Would you output the following records verbatim and skip the images in them?
Segment Start: DATA TO PROCESS
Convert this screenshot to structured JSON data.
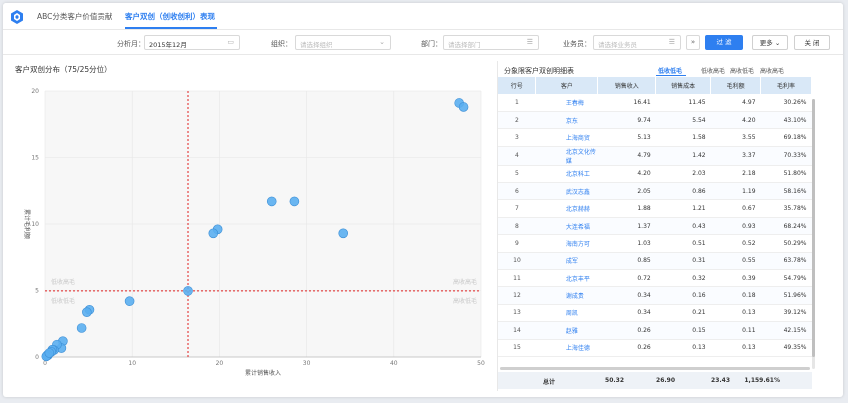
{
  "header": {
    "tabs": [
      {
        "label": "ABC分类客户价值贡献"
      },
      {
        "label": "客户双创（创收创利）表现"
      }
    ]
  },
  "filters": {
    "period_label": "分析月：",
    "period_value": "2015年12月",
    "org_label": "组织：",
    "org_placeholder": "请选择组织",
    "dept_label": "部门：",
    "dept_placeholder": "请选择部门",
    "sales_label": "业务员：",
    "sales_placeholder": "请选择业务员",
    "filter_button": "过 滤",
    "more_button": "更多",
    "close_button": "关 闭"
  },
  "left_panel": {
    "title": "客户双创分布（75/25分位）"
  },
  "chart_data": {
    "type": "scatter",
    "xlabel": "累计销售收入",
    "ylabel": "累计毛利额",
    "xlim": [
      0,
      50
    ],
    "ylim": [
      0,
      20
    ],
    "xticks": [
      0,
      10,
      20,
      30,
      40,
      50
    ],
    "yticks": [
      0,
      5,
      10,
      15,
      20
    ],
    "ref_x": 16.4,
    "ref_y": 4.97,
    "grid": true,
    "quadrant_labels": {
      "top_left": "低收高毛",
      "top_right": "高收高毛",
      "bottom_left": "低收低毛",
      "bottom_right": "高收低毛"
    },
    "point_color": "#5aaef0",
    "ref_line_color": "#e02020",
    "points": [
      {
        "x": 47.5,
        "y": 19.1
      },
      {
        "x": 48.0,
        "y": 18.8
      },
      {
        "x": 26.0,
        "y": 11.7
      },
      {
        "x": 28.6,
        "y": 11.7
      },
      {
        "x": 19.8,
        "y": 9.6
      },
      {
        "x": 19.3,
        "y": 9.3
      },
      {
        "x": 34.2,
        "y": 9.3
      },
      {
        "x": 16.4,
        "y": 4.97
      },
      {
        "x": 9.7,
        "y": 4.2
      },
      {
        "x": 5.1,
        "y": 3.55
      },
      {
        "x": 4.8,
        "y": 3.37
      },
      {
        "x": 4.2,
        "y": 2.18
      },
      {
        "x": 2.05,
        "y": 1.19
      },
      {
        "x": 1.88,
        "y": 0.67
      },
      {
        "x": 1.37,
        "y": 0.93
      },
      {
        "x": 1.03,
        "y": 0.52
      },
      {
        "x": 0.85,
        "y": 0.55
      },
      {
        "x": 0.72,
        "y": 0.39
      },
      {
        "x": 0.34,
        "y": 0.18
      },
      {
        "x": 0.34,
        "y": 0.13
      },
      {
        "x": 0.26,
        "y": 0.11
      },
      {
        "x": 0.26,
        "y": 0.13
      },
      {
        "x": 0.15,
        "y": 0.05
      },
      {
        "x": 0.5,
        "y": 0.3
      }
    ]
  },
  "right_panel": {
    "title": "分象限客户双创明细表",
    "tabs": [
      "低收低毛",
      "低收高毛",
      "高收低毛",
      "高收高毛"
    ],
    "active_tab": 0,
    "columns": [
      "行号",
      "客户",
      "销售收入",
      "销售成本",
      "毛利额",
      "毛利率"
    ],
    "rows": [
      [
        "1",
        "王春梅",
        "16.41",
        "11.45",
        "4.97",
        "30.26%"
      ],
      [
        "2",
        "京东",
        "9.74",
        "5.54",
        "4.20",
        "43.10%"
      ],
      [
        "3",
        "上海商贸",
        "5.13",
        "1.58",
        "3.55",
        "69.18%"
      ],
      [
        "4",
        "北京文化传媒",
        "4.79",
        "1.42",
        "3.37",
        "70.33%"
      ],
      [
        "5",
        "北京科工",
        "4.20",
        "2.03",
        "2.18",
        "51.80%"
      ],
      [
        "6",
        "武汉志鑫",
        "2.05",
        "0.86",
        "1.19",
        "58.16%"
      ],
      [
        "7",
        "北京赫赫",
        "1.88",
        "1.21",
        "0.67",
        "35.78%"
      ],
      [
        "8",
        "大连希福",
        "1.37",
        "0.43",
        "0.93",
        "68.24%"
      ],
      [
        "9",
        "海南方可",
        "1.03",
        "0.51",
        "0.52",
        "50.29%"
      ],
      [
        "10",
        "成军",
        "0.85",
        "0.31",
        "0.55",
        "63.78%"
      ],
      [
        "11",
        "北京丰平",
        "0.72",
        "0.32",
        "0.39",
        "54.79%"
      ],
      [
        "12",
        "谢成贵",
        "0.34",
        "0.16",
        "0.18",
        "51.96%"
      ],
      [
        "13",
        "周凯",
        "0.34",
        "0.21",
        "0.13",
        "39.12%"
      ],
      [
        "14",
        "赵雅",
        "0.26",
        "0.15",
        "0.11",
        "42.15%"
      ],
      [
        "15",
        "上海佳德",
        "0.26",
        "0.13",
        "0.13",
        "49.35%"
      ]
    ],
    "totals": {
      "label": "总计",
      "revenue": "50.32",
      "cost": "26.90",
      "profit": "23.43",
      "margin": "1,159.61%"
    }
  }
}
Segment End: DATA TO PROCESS
■ **FINISHED TASK**:
Convert this screenshot to structured JSON data.
{
  "header": {
    "tabs": [
      {
        "label": "ABC分类客户价值贡献"
      },
      {
        "label": "客户双创（创收创利）表现"
      }
    ]
  },
  "filters": {
    "period_label": "分析月：",
    "period_value": "2015年12月",
    "org_label": "组织：",
    "org_placeholder": "请选择组织",
    "dept_label": "部门：",
    "dept_placeholder": "请选择部门",
    "sales_label": "业务员：",
    "sales_placeholder": "请选择业务员",
    "filter_button": "过 滤",
    "more_button": "更多",
    "close_button": "关 闭"
  },
  "left_panel": {
    "title": "客户双创分布（75/25分位）"
  },
  "chart_data": {
    "type": "scatter",
    "xlabel": "累计销售收入",
    "ylabel": "累计毛利额",
    "xlim": [
      0,
      50
    ],
    "ylim": [
      0,
      20
    ],
    "xticks": [
      0,
      10,
      20,
      30,
      40,
      50
    ],
    "yticks": [
      0,
      5,
      10,
      15,
      20
    ],
    "ref_x": 16.4,
    "ref_y": 4.97,
    "grid": true,
    "quadrant_labels": {
      "top_left": "低收高毛",
      "top_right": "高收高毛",
      "bottom_left": "低收低毛",
      "bottom_right": "高收低毛"
    },
    "point_color": "#5aaef0",
    "ref_line_color": "#e02020",
    "points": [
      {
        "x": 47.5,
        "y": 19.1
      },
      {
        "x": 48.0,
        "y": 18.8
      },
      {
        "x": 26.0,
        "y": 11.7
      },
      {
        "x": 28.6,
        "y": 11.7
      },
      {
        "x": 19.8,
        "y": 9.6
      },
      {
        "x": 19.3,
        "y": 9.3
      },
      {
        "x": 34.2,
        "y": 9.3
      },
      {
        "x": 16.4,
        "y": 4.97
      },
      {
        "x": 9.7,
        "y": 4.2
      },
      {
        "x": 5.1,
        "y": 3.55
      },
      {
        "x": 4.8,
        "y": 3.37
      },
      {
        "x": 4.2,
        "y": 2.18
      },
      {
        "x": 2.05,
        "y": 1.19
      },
      {
        "x": 1.88,
        "y": 0.67
      },
      {
        "x": 1.37,
        "y": 0.93
      },
      {
        "x": 1.03,
        "y": 0.52
      },
      {
        "x": 0.85,
        "y": 0.55
      },
      {
        "x": 0.72,
        "y": 0.39
      },
      {
        "x": 0.34,
        "y": 0.18
      },
      {
        "x": 0.34,
        "y": 0.13
      },
      {
        "x": 0.26,
        "y": 0.11
      },
      {
        "x": 0.26,
        "y": 0.13
      },
      {
        "x": 0.15,
        "y": 0.05
      },
      {
        "x": 0.5,
        "y": 0.3
      }
    ]
  },
  "right_panel": {
    "title": "分象限客户双创明细表",
    "tabs": [
      "低收低毛",
      "低收高毛",
      "高收低毛",
      "高收高毛"
    ],
    "active_tab": 0,
    "columns": [
      "行号",
      "客户",
      "销售收入",
      "销售成本",
      "毛利额",
      "毛利率"
    ],
    "rows": [
      [
        "1",
        "王春梅",
        "16.41",
        "11.45",
        "4.97",
        "30.26%"
      ],
      [
        "2",
        "京东",
        "9.74",
        "5.54",
        "4.20",
        "43.10%"
      ],
      [
        "3",
        "上海商贸",
        "5.13",
        "1.58",
        "3.55",
        "69.18%"
      ],
      [
        "4",
        "北京文化传媒",
        "4.79",
        "1.42",
        "3.37",
        "70.33%"
      ],
      [
        "5",
        "北京科工",
        "4.20",
        "2.03",
        "2.18",
        "51.80%"
      ],
      [
        "6",
        "武汉志鑫",
        "2.05",
        "0.86",
        "1.19",
        "58.16%"
      ],
      [
        "7",
        "北京赫赫",
        "1.88",
        "1.21",
        "0.67",
        "35.78%"
      ],
      [
        "8",
        "大连希福",
        "1.37",
        "0.43",
        "0.93",
        "68.24%"
      ],
      [
        "9",
        "海南方可",
        "1.03",
        "0.51",
        "0.52",
        "50.29%"
      ],
      [
        "10",
        "成军",
        "0.85",
        "0.31",
        "0.55",
        "63.78%"
      ],
      [
        "11",
        "北京丰平",
        "0.72",
        "0.32",
        "0.39",
        "54.79%"
      ],
      [
        "12",
        "谢成贵",
        "0.34",
        "0.16",
        "0.18",
        "51.96%"
      ],
      [
        "13",
        "周凯",
        "0.34",
        "0.21",
        "0.13",
        "39.12%"
      ],
      [
        "14",
        "赵雅",
        "0.26",
        "0.15",
        "0.11",
        "42.15%"
      ],
      [
        "15",
        "上海佳德",
        "0.26",
        "0.13",
        "0.13",
        "49.35%"
      ]
    ],
    "totals": {
      "label": "总计",
      "revenue": "50.32",
      "cost": "26.90",
      "profit": "23.43",
      "margin": "1,159.61%"
    }
  }
}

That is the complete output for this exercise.